**Listed entries**
_ _ _ _

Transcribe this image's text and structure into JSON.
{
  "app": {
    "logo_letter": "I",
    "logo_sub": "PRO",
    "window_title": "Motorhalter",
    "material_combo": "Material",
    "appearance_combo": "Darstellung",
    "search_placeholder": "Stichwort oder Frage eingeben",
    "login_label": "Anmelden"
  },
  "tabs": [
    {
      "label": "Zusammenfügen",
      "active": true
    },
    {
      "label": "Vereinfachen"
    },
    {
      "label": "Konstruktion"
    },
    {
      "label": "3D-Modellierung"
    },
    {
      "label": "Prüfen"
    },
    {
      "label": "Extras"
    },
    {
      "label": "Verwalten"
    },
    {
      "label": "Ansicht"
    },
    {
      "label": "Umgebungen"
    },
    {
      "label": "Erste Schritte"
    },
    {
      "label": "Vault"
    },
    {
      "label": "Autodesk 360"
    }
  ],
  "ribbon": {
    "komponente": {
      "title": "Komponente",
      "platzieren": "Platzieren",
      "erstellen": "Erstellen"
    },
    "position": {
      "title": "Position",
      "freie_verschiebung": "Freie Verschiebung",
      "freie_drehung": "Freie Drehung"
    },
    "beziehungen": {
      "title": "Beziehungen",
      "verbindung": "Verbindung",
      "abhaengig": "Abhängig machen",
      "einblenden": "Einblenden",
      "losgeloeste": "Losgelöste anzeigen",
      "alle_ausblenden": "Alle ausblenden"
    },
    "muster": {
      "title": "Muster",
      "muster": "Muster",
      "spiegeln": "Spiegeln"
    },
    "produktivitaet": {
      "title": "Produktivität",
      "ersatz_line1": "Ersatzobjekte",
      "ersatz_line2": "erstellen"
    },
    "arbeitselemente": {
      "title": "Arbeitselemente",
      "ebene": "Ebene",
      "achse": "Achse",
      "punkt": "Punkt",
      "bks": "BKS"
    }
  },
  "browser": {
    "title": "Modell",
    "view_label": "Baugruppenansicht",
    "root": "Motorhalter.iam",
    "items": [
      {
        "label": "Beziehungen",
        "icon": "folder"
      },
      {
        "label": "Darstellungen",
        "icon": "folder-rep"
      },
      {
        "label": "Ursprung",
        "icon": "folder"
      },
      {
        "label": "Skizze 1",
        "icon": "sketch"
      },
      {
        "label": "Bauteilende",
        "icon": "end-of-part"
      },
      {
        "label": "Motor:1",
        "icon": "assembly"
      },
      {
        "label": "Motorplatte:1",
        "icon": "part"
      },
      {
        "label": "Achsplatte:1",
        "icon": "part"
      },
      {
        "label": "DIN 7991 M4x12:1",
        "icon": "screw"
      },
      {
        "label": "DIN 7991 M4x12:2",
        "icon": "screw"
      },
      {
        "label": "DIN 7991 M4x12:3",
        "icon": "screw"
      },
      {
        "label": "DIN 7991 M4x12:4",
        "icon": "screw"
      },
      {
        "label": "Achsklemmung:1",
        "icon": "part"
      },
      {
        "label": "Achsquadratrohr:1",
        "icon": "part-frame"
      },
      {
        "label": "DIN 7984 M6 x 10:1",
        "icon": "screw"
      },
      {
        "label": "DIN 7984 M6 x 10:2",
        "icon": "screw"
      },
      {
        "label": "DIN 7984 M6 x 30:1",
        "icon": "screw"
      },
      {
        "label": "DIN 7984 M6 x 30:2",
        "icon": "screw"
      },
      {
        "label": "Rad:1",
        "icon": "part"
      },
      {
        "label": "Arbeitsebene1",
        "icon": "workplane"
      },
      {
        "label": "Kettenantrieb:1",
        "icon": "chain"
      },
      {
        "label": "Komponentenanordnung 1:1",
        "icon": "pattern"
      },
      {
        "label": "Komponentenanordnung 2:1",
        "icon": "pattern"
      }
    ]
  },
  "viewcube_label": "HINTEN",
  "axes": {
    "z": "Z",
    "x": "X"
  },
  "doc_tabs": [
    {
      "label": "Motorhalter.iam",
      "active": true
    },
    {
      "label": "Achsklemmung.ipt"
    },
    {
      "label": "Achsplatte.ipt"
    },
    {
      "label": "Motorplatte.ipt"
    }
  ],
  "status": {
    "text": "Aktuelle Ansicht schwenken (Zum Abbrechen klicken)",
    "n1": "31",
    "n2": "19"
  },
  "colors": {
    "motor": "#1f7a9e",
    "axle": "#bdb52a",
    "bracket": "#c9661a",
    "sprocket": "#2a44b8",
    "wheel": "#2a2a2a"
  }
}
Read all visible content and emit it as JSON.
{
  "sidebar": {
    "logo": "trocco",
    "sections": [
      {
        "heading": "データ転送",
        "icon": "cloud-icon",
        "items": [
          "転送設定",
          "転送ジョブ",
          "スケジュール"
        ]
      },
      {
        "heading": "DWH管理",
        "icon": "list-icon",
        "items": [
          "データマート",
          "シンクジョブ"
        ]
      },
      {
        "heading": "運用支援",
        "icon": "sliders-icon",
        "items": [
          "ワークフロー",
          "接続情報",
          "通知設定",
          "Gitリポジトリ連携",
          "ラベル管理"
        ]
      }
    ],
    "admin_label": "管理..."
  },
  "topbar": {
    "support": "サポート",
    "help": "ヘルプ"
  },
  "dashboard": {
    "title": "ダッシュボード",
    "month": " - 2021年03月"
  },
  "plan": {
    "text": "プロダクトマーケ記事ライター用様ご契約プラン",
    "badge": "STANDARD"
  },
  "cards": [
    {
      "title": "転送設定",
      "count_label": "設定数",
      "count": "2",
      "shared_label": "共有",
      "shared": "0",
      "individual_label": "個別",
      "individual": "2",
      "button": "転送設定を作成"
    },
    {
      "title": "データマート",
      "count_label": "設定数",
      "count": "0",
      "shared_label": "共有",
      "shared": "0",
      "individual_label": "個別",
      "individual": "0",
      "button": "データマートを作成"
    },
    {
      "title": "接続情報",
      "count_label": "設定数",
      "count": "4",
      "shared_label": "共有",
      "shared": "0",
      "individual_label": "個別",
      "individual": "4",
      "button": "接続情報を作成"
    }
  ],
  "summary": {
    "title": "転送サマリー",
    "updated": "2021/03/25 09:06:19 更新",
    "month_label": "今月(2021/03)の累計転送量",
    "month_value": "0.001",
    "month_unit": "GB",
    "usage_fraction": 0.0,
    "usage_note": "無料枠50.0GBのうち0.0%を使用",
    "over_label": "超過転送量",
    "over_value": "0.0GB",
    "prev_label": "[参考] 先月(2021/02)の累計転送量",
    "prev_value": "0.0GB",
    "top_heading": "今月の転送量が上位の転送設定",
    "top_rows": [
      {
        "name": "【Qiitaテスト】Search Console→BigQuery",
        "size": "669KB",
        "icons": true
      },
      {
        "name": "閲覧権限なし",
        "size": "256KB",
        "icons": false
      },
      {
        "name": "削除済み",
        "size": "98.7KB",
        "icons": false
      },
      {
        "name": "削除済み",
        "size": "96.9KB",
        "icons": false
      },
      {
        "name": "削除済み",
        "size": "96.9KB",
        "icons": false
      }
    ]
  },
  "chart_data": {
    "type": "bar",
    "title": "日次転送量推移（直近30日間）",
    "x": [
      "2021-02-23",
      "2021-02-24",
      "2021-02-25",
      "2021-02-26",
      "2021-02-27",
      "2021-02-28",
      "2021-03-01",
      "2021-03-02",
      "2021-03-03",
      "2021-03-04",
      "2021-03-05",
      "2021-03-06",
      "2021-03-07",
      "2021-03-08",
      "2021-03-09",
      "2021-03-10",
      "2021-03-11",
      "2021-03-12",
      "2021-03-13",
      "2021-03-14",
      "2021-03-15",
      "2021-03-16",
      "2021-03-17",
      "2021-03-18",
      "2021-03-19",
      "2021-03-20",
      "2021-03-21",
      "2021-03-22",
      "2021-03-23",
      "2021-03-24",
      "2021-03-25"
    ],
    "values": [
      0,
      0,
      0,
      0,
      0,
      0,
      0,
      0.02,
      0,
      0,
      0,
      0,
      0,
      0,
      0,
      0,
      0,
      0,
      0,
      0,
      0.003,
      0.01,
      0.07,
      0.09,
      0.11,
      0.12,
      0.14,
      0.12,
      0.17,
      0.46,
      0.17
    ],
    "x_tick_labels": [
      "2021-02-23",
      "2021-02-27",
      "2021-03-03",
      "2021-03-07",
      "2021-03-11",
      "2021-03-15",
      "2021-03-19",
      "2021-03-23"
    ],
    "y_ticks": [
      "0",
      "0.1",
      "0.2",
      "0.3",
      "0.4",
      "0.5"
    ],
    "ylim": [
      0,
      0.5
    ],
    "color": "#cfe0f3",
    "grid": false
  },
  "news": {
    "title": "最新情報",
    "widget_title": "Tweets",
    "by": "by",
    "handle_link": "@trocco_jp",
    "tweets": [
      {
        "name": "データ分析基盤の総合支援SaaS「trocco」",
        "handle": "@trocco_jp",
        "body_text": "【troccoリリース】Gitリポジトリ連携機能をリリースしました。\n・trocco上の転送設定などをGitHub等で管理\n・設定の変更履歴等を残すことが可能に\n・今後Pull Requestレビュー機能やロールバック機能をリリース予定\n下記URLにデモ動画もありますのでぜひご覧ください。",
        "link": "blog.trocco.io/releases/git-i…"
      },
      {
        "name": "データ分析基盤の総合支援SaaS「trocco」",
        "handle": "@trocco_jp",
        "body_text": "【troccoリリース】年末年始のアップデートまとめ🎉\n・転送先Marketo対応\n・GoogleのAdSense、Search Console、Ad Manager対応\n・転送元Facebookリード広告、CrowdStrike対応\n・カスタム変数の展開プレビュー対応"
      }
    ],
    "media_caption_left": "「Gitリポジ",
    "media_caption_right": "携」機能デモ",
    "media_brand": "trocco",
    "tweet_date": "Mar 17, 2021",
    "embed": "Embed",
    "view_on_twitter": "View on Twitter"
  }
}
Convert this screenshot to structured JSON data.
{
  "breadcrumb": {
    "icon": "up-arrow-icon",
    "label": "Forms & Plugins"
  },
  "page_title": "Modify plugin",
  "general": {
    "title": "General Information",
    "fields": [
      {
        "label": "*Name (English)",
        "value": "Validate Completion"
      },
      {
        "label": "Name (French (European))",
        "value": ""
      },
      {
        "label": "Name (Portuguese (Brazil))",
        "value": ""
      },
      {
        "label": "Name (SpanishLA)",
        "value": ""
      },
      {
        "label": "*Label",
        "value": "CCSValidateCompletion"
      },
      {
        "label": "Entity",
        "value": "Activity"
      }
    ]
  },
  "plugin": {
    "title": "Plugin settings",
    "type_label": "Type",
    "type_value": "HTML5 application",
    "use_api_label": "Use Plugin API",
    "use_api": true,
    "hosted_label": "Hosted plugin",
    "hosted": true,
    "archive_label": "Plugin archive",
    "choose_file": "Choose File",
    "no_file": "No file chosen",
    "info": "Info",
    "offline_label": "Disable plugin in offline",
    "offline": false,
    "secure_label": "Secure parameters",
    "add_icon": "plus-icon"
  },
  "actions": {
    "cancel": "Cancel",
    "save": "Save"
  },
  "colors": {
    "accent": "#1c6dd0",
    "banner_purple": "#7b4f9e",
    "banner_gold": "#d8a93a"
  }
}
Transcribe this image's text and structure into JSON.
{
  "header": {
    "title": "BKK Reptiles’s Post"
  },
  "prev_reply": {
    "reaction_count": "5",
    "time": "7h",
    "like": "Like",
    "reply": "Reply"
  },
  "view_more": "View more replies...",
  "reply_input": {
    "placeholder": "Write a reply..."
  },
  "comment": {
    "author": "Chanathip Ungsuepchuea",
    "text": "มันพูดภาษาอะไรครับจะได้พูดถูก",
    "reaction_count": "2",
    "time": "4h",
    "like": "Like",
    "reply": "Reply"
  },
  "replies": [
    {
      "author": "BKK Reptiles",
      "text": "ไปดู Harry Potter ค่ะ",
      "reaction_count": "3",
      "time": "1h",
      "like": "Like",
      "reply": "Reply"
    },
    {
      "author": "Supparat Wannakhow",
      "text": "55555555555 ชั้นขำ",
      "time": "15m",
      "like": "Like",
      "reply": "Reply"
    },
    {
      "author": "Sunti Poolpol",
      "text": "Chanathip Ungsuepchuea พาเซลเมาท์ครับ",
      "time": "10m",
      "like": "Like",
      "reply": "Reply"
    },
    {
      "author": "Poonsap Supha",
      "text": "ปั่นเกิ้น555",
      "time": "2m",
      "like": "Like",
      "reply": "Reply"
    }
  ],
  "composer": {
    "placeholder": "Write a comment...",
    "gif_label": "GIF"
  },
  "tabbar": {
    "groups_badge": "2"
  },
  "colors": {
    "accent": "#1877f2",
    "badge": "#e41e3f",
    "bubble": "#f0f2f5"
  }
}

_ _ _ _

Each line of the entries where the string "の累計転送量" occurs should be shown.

    "month_label": "今月(2021/03)の累計転送量",
    "prev_label": "[参考] 先月(2021/02)の累計転送量",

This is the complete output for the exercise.